### What this task involves
List all lines of the data containing the word "shop".

### Records for the exercise
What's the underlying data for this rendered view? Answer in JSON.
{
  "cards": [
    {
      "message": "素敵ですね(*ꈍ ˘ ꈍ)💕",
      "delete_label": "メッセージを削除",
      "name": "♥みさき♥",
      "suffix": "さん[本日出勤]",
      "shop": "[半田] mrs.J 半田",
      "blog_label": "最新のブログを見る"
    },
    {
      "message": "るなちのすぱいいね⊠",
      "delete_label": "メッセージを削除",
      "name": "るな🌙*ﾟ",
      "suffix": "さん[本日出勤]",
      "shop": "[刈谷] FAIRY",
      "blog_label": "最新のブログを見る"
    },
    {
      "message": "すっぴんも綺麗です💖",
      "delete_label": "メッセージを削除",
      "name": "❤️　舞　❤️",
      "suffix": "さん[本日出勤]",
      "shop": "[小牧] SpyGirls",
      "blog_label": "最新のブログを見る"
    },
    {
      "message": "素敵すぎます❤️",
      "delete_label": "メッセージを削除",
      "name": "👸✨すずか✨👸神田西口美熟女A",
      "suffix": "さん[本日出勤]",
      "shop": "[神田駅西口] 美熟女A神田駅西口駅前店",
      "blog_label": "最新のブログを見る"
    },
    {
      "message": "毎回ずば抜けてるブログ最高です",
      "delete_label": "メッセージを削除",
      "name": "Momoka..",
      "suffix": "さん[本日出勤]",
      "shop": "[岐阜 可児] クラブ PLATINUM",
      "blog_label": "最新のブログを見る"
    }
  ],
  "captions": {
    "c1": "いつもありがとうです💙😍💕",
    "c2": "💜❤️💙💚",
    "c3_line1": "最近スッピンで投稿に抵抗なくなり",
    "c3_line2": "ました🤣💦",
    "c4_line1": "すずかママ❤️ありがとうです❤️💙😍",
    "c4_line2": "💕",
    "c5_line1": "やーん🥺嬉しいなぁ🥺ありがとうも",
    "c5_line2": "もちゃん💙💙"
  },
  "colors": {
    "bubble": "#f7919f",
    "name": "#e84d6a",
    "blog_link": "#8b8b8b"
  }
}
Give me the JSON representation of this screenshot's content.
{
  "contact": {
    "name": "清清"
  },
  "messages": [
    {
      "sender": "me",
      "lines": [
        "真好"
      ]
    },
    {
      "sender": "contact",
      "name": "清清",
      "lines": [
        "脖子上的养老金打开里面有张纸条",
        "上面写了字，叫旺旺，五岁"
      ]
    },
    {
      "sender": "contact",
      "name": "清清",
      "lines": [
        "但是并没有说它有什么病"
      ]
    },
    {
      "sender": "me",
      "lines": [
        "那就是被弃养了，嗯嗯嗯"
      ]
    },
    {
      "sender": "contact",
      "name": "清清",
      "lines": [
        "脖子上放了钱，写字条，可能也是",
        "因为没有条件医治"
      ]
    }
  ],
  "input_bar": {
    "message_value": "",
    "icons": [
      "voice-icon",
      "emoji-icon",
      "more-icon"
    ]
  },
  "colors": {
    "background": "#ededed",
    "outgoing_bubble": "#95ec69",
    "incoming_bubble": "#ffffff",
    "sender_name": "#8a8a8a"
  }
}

### Solution
      "shop": "[半田] mrs.J 半田",
      "shop": "[刈谷] FAIRY",
      "shop": "[小牧] SpyGirls",
      "shop": "[神田駅西口] 美熟女A神田駅西口駅前店",
      "shop": "[岐阜 可児] クラブ PLATINUM",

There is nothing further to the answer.